— Data shown —

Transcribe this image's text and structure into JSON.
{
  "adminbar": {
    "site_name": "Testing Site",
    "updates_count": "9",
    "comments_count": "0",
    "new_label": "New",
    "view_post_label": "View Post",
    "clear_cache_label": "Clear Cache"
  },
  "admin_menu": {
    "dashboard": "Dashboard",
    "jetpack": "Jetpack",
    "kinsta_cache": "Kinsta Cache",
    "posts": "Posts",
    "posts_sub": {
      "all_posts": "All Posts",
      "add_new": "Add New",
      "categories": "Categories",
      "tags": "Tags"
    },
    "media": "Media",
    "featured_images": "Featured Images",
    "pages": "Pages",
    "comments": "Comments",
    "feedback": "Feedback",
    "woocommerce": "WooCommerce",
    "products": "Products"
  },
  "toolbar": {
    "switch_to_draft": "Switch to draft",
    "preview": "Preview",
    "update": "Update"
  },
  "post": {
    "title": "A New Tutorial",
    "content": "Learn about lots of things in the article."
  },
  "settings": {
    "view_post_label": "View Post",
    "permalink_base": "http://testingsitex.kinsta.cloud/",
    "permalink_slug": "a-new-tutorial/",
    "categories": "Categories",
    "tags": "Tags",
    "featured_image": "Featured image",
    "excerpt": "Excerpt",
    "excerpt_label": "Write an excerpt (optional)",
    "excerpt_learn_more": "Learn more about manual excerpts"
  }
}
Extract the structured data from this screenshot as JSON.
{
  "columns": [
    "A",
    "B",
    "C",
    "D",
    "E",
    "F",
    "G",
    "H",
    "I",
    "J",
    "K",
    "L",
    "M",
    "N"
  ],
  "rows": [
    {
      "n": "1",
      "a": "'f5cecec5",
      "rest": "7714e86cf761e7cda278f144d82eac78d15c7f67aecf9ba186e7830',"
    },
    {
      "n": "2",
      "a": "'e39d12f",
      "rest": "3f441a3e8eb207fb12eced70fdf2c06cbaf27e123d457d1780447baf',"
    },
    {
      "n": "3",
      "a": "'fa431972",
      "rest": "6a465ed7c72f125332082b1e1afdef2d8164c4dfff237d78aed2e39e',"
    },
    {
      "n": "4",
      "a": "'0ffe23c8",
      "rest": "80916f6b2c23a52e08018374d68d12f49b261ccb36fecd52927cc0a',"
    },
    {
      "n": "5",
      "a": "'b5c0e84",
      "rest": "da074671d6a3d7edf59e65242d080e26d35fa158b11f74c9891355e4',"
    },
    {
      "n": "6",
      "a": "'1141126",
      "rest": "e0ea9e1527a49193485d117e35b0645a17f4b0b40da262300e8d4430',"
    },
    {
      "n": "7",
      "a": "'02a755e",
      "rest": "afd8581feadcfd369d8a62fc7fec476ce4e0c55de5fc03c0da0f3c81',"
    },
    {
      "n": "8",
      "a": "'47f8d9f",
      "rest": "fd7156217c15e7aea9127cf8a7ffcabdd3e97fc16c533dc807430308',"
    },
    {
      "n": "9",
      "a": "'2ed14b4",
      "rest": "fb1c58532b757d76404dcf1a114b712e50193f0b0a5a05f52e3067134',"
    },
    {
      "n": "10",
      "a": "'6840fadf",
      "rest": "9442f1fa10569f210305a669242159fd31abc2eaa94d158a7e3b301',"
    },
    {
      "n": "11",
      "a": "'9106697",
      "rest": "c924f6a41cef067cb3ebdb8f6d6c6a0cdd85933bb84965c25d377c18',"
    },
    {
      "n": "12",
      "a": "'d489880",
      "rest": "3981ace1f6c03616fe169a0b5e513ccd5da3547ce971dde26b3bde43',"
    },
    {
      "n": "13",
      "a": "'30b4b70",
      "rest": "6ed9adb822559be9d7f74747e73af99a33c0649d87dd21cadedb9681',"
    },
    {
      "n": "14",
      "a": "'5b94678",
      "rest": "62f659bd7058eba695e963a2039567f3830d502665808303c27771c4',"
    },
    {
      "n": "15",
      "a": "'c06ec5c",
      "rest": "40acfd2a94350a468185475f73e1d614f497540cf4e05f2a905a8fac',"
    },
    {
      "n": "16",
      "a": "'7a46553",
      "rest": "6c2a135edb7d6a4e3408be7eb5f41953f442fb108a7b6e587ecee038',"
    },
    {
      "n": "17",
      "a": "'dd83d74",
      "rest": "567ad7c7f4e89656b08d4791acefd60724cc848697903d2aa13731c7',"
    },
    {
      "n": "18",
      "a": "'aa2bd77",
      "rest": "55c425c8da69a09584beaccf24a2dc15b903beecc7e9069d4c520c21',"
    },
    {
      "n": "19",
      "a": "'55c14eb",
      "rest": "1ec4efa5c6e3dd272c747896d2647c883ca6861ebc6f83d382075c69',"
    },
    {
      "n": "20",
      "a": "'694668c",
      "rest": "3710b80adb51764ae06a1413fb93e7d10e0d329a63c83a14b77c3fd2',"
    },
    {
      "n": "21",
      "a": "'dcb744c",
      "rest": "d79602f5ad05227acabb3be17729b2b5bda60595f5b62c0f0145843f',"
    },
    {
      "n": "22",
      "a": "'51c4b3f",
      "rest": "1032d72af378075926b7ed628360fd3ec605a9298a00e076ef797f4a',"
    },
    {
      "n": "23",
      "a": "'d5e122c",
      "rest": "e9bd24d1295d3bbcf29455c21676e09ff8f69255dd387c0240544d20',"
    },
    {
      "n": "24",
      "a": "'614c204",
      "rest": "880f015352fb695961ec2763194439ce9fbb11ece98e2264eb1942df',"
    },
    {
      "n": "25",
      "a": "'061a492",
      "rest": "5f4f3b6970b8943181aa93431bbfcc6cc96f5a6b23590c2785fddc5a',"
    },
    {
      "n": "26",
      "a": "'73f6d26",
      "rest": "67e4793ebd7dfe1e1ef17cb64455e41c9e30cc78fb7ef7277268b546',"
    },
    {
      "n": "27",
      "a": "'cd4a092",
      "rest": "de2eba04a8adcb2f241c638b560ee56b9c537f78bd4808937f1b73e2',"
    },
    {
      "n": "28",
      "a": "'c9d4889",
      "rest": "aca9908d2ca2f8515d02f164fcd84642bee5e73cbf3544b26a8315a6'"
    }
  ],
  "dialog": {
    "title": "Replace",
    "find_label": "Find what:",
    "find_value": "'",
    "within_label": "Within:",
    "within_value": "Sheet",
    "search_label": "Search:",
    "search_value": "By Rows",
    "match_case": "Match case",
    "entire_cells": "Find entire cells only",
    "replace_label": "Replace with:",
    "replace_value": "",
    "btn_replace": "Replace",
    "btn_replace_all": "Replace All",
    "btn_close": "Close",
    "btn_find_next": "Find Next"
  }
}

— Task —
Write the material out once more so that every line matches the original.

— Task solution —
Transcribe this image's text and structure into JSON.
{
  "adminbar": {
    "site_name": "Testing Site",
    "updates_count": "9",
    "comments_count": "0",
    "new_label": "New",
    "view_post_label": "View Post",
    "clear_cache_label": "Clear Cache"
  },
  "admin_menu": {
    "dashboard": "Dashboard",
    "jetpack": "Jetpack",
    "kinsta_cache": "Kinsta Cache",
    "posts": "Posts",
    "posts_sub": {
      "all_posts": "All Posts",
      "add_new": "Add New",
      "categories": "Categories",
      "tags": "Tags"
    },
    "media": "Media",
    "featured_images": "Featured Images",
    "pages": "Pages",
    "comments": "Comments",
    "feedback": "Feedback",
    "woocommerce": "WooCommerce",
    "products": "Products"
  },
  "toolbar": {
    "switch_to_draft": "Switch to draft",
    "preview": "Preview",
    "update": "Update"
  },
  "post": {
    "title": "A New Tutorial",
    "content": "Learn about lots of things in the article."
  },
  "settings": {
    "view_post_label": "View Post",
    "permalink_base": "http://testingsitex.kinsta.cloud/",
    "permalink_slug": "a-new-tutorial/",
    "categories": "Categories",
    "tags": "Tags",
    "featured_image": "Featured image",
    "excerpt": "Excerpt",
    "excerpt_label": "Write an excerpt (optional)",
    "excerpt_learn_more": "Learn more about manual excerpts"
  }
}
Extract the structured data from this screenshot as JSON.
{
  "columns": [
    "A",
    "B",
    "C",
    "D",
    "E",
    "F",
    "G",
    "H",
    "I",
    "J",
    "K",
    "L",
    "M",
    "N"
  ],
  "rows": [
    {
      "n": "1",
      "a": "'f5cecec5",
      "rest": "7714e86cf761e7cda278f144d82eac78d15c7f67aecf9ba186e7830',"
    },
    {
      "n": "2",
      "a": "'e39d12f",
      "rest": "3f441a3e8eb207fb12eced70fdf2c06cbaf27e123d457d1780447baf',"
    },
    {
      "n": "3",
      "a": "'fa431972",
      "rest": "6a465ed7c72f125332082b1e1afdef2d8164c4dfff237d78aed2e39e',"
    },
    {
      "n": "4",
      "a": "'0ffe23c8",
      "rest": "80916f6b2c23a52e08018374d68d12f49b261ccb36fecd52927cc0a',"
    },
    {
      "n": "5",
      "a": "'b5c0e84",
      "rest": "da074671d6a3d7edf59e65242d080e26d35fa158b11f74c9891355e4',"
    },
    {
      "n": "6",
      "a": "'1141126",
      "rest": "e0ea9e1527a49193485d117e35b0645a17f4b0b40da262300e8d4430',"
    },
    {
      "n": "7",
      "a": "'02a755e",
      "rest": "afd8581feadcfd369d8a62fc7fec476ce4e0c55de5fc03c0da0f3c81',"
    },
    {
      "n": "8",
      "a": "'47f8d9f",
      "rest": "fd7156217c15e7aea9127cf8a7ffcabdd3e97fc16c533dc807430308',"
    },
    {
      "n": "9",
      "a": "'2ed14b4",
      "rest": "fb1c58532b757d76404dcf1a114b712e50193f0b0a5a05f52e3067134',"
    },
    {
      "n": "10",
      "a": "'6840fadf",
      "rest": "9442f1fa10569f210305a669242159fd31abc2eaa94d158a7e3b301',"
    },
    {
      "n": "11",
      "a": "'9106697",
      "rest": "c924f6a41cef067cb3ebdb8f6d6c6a0cdd85933bb84965c25d377c18',"
    },
    {
      "n": "12",
      "a": "'d489880",
      "rest": "3981ace1f6c03616fe169a0b5e513ccd5da3547ce971dde26b3bde43',"
    },
    {
      "n": "13",
      "a": "'30b4b70",
      "rest": "6ed9adb822559be9d7f74747e73af99a33c0649d87dd21cadedb9681',"
    },
    {
      "n": "14",
      "a": "'5b94678",
      "rest": "62f659bd7058eba695e963a2039567f3830d502665808303c27771c4',"
    },
    {
      "n": "15",
      "a": "'c06ec5c",
      "rest": "40acfd2a94350a468185475f73e1d614f497540cf4e05f2a905a8fac',"
    },
    {
      "n": "16",
      "a": "'7a46553",
      "rest": "6c2a135edb7d6a4e3408be7eb5f41953f442fb108a7b6e587ecee038',"
    },
    {
      "n": "17",
      "a": "'dd83d74",
      "rest": "567ad7c7f4e89656b08d4791acefd60724cc848697903d2aa13731c7',"
    },
    {
      "n": "18",
      "a": "'aa2bd77",
      "rest": "55c425c8da69a09584beaccf24a2dc15b903beecc7e9069d4c520c21',"
    },
    {
      "n": "19",
      "a": "'55c14eb",
      "rest": "1ec4efa5c6e3dd272c747896d2647c883ca6861ebc6f83d382075c69',"
    },
    {
      "n": "20",
      "a": "'694668c",
      "rest": "3710b80adb51764ae06a1413fb93e7d10e0d329a63c83a14b77c3fd2',"
    },
    {
      "n": "21",
      "a": "'dcb744c",
      "rest": "d79602f5ad05227acabb3be17729b2b5bda60595f5b62c0f0145843f',"
    },
    {
      "n": "22",
      "a": "'51c4b3f",
      "rest": "1032d72af378075926b7ed628360fd3ec605a9298a00e076ef797f4a',"
    },
    {
      "n": "23",
      "a": "'d5e122c",
      "rest": "e9bd24d1295d3bbcf29455c21676e09ff8f69255dd387c0240544d20',"
    },
    {
      "n": "24",
      "a": "'614c204",
      "rest": "880f015352fb695961ec2763194439ce9fbb11ece98e2264eb1942df',"
    },
    {
      "n": "25",
      "a": "'061a492",
      "rest": "5f4f3b6970b8943181aa93431bbfcc6cc96f5a6b23590c2785fddc5a',"
    },
    {
      "n": "26",
      "a": "'73f6d26",
      "rest": "67e4793ebd7dfe1e1ef17cb64455e41c9e30cc78fb7ef7277268b546',"
    },
    {
      "n": "27",
      "a": "'cd4a092",
      "rest": "de2eba04a8adcb2f241c638b560ee56b9c537f78bd4808937f1b73e2',"
    },
    {
      "n": "28",
      "a": "'c9d4889",
      "rest": "aca9908d2ca2f8515d02f164fcd84642bee5e73cbf3544b26a8315a6'"
    }
  ],
  "dialog": {
    "title": "Replace",
    "find_label": "Find what:",
    "find_value": "'",
    "within_label": "Within:",
    "within_value": "Sheet",
    "search_label": "Search:",
    "search_value": "By Rows",
    "match_case": "Match case",
    "entire_cells": "Find entire cells only",
    "replace_label": "Replace with:",
    "replace_value": "",
    "btn_replace": "Replace",
    "btn_replace_all": "Replace All",
    "btn_close": "Close",
    "btn_find_next": "Find Next"
  }
}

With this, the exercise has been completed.